You don’t want spindly plants. Some seeds, like lettuce and spinach, will do fine without heat. In fact, spinach senses when conditions are too hot, and it won’t germinate. That’s why it is a Spring and Fall crop. Other crops, like eggplant and peppers, are heat loving and don’t want to go outside to play unless it’s at least 50 degrees at night. You’ll want to water your seedlings so they don’t dry out. Sometimes that can be daily, if using a heat mat. Once plants are up, they need as much light as possible. Energy-efficient LED lights can provide overhead lighting without draining your bank account (both in acquisition and use). However, if you have regular fluorescent lights, they work too. Most seedlings want 12 – 14 hours minimum to do well. Some seed packets state “needs light to germinate”. That means you’ll want to just press the seeds into the starter mix and possibly “dust” a little sand/starter mix on top. You still want to be able to see the seeds.
Hollyhocks are a good example of this. When your seedlings are getting bigger, you should pot them up into a bigger container if the weather outside is still not safe. They will benefit from daily outings. Be careful not to overdo it. Think of a Yankee heading to the Florida beach and spending a full day in the sun. Morning sun is less severe. Afternoons can burn your plants. Start slowly. An hour or two and work up to all day. In addition, days can be very windy. A light wind is good as it strengthens the seedlings’ stems. Too much wind and your plants will be overwhelmed. Going outside can suck up moisture quickly. Water might be needed. Row covers (white cloth that is sold in varying degrees of protection) can cut both the wind and the harsh sun, once you decide to plant in the garden.

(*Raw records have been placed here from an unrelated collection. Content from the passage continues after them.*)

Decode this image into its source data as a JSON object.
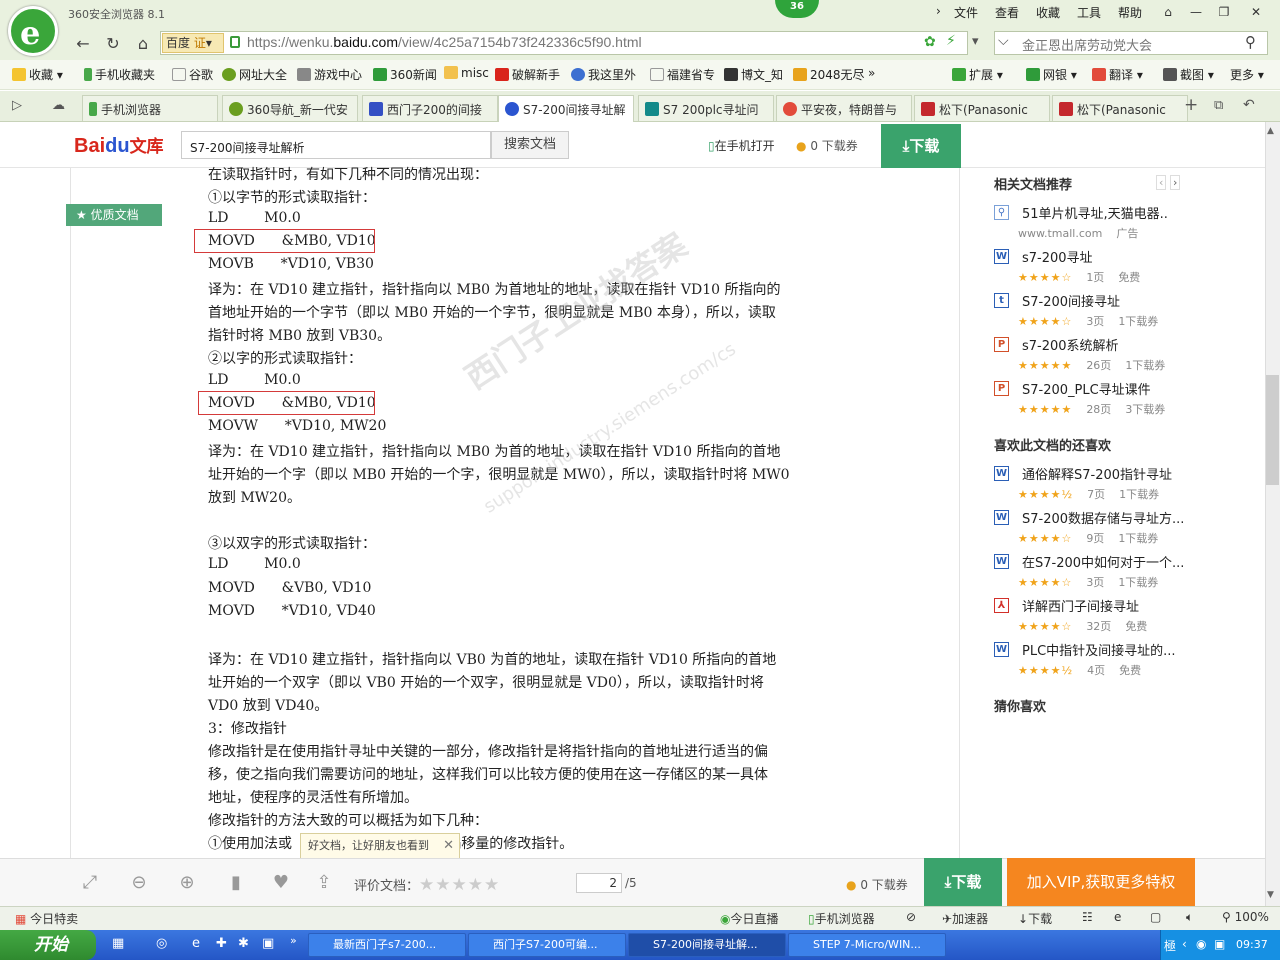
{
  "window": {
    "title": "360安全浏览器 8.1",
    "badge": "36",
    "menu": [
      "文件",
      "查看",
      "收藏",
      "工具",
      "帮助"
    ]
  },
  "address": {
    "engine": "百度",
    "engine_badge": "证",
    "url_prefix": "https://wenku.",
    "url_domain": "baidu.com",
    "url_path": "/view/4c25a7154b73f242336c5f90.html",
    "search_placeholder": "金正恩出席劳动党大会"
  },
  "bookmarks": {
    "left": [
      "收藏",
      "手机收藏夹",
      "谷歌",
      "网址大全",
      "游戏中心",
      "360新闻",
      "misc",
      "破解新手",
      "我这里外",
      "福建省专",
      "博文_知",
      "2048无尽"
    ],
    "right": [
      "扩展",
      "网银",
      "翻译",
      "截图",
      "更多"
    ]
  },
  "tabs": [
    {
      "label": "手机浏览器",
      "active": false
    },
    {
      "label": "360导航_新一代安",
      "active": false
    },
    {
      "label": "西门子200的间接",
      "active": false
    },
    {
      "label": "S7-200间接寻址解",
      "active": true
    },
    {
      "label": "S7 200plc寻址问",
      "active": false
    },
    {
      "label": "平安夜，特朗普与",
      "active": false
    },
    {
      "label": "松下(Panasonic",
      "active": false
    },
    {
      "label": "松下(Panasonic",
      "active": false
    }
  ],
  "baidu": {
    "logo_a": "Bai",
    "logo_b": "du",
    "logo_c": "文库",
    "search_value": "S7-200间接寻址解析",
    "search_button": "搜索文档",
    "phone_open": "在手机打开",
    "download_count": "0 下载券",
    "download_button": "下载"
  },
  "document": {
    "quality_tag": "优质文档",
    "lines": [
      "在读取指针时，有如下几种不同的情况出现：",
      "①以字节的形式读取指针：",
      "LD        M0.0",
      "MOVD      &MB0, VD10",
      "MOVB      *VD10, VB30",
      "译为：在 VD10 建立指针，指针指向以 MB0 为首地址的地址，读取在指针 VD10 所指向的",
      "首地址开始的一个字节（即以 MB0 开始的一个字节，很明显就是 MB0 本身），所以，读取",
      "指针时将 MB0 放到 VB30。",
      "②以字的形式读取指针：",
      "LD        M0.0",
      "MOVD      &MB0, VD10",
      "MOVW      *VD10, MW20",
      "译为：在 VD10 建立指针，指针指向以 MB0 为首的地址，读取在指针 VD10 所指向的首地",
      "址开始的一个字（即以 MB0 开始的一个字，很明显就是 MW0），所以，读取指针时将 MW0",
      "放到 MW20。",
      "",
      "③以双字的形式读取指针：",
      "LD        M0.0",
      "MOVD      &VB0, VD10",
      "MOVD      *VD10, VD40",
      "",
      "译为：在 VD10 建立指针，指针指向以 VB0 为首的地址，读取在指针 VD10 所指向的首地",
      "址开始的一个双字（即以 VB0 开始的一个双字，很明显就是 VD0），所以，读取指针时将",
      "VD0 放到 VD40。",
      "3：修改指针",
      "修改指针是在使用指针寻址中关键的一部分，修改指针是将指针指向的首地址进行适当的偏",
      "移，使之指向我们需要访问的地址，这样我们可以比较方便的使用在这一存储区的某一具体",
      "地址，使程序的灵活性有所增加。",
      "修改指针的方法大致的可以概括为如下几种：",
      "①使用加法或                指定常数作为偏移量的修改指针。"
    ],
    "watermark": "西门子工业找答案",
    "watermark_url": "support.industry.siemens.com/cs",
    "tooltip": "好文档，让好朋友也看到"
  },
  "related": {
    "title": "相关文档推荐",
    "items": [
      {
        "icon": "ad",
        "name": "51单片机寻址,天猫电器..",
        "meta": "www.tmall.com    广告"
      },
      {
        "icon": "W",
        "name": "s7-200寻址",
        "stars": "★★★★☆",
        "pages": "1页",
        "dl": "免费"
      },
      {
        "icon": "t",
        "name": "S7-200间接寻址",
        "stars": "★★★★☆",
        "pages": "3页",
        "dl": "1下载券"
      },
      {
        "icon": "P",
        "name": "s7-200系统解析",
        "stars": "★★★★★",
        "pages": "26页",
        "dl": "1下载券"
      },
      {
        "icon": "P",
        "name": "S7-200_PLC寻址课件",
        "stars": "★★★★★",
        "pages": "28页",
        "dl": "3下载券"
      }
    ]
  },
  "liked": {
    "title": "喜欢此文档的还喜欢",
    "items": [
      {
        "icon": "W",
        "name": "通俗解释S7-200指针寻址",
        "stars": "★★★★½",
        "pages": "7页",
        "dl": "1下载券"
      },
      {
        "icon": "W",
        "name": "S7-200数据存储与寻址方...",
        "stars": "★★★★☆",
        "pages": "9页",
        "dl": "1下载券"
      },
      {
        "icon": "W",
        "name": "在S7-200中如何对于一个...",
        "stars": "★★★★☆",
        "pages": "3页",
        "dl": "1下载券"
      },
      {
        "icon": "pdf",
        "name": "详解西门子间接寻址",
        "stars": "★★★★☆",
        "pages": "32页",
        "dl": "免费"
      },
      {
        "icon": "W",
        "name": "PLC中指针及间接寻址的...",
        "stars": "★★★★½",
        "pages": "4页",
        "dl": "免费"
      }
    ]
  },
  "guess_title": "猜你喜欢",
  "toolbar": {
    "rate_label": "评价文档：",
    "rate_stars": "★★★★★",
    "page_current": "2",
    "page_total": "/5",
    "download_count": "0 下载券",
    "download_button": "下载",
    "vip_button": "加入VIP,获取更多特权"
  },
  "statusbar": {
    "left": "今日特卖",
    "items": [
      "今日直播",
      "手机浏览器",
      "加速器",
      "下载"
    ],
    "zoom": "100%"
  },
  "taskbar": {
    "start": "开始",
    "tasks": [
      {
        "label": "最新西门子s7-200...",
        "active": false
      },
      {
        "label": "西门子S7-200可编...",
        "active": false
      },
      {
        "label": "S7-200间接寻址解...",
        "active": true
      },
      {
        "label": "STEP 7-Micro/WIN...",
        "active": false
      }
    ],
    "clock": "09:37"
  },
  "colors": {
    "green": "#3aa36c",
    "orange": "#f5861f",
    "red_box": "#d43a3a",
    "star": "#f0a31a"
  }
}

The best time to transplant seedlings is near the end of the day. They’ll have the evening to recover and wake up to a wonderful new apartment. Another really good time to plant is during overcast (or light rain) days. Water your plants well so they can settle in. If all else fails, early morning works but watering becomes even more critical. Transplant shock can be fatal! Although not included in the “Water, Light and Heat” category, it might be helpful to understand that some seeds like to “experience” winter. If you’re saving seeds, that’s great. Just know that hybrids (F1’s) are different than OP (open pollinated) seeds. I always had a hard time getting rosemary seeds to germinate until Johnny’s Seeds offered “primed” seeds. Now they reliably sprout.

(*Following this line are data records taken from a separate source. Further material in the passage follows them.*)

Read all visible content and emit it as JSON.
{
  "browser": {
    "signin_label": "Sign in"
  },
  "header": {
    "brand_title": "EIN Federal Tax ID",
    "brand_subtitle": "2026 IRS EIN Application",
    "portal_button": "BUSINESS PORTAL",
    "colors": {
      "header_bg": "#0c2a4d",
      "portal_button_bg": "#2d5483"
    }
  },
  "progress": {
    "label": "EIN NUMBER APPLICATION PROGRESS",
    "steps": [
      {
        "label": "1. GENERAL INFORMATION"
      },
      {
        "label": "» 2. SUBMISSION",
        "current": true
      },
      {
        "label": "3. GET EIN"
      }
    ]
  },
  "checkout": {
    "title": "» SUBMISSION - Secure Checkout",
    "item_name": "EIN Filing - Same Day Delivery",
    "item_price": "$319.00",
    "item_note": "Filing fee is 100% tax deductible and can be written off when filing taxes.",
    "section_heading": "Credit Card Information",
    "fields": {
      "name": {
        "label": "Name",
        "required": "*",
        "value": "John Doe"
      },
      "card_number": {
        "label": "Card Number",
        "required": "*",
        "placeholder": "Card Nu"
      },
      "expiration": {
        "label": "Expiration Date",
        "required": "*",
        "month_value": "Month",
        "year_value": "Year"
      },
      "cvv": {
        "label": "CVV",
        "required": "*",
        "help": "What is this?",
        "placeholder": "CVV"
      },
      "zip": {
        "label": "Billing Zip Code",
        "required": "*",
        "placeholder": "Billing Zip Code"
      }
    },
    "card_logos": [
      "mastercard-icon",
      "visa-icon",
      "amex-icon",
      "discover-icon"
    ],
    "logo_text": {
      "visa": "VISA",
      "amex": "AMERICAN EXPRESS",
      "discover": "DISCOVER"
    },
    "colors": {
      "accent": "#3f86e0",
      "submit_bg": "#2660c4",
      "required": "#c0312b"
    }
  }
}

All of this sounds easy until you factor in going off to your day job. It really can be a full-time job watching your seedlings. Like children, it can be very rewarding. And just like children, you’ll want to choose your battles. Grow what gives you joy, and purchase the seedlings that frustrate you. Reach out to fellow gardeners. We love to share our successes, tips and ideas. Happy gardening.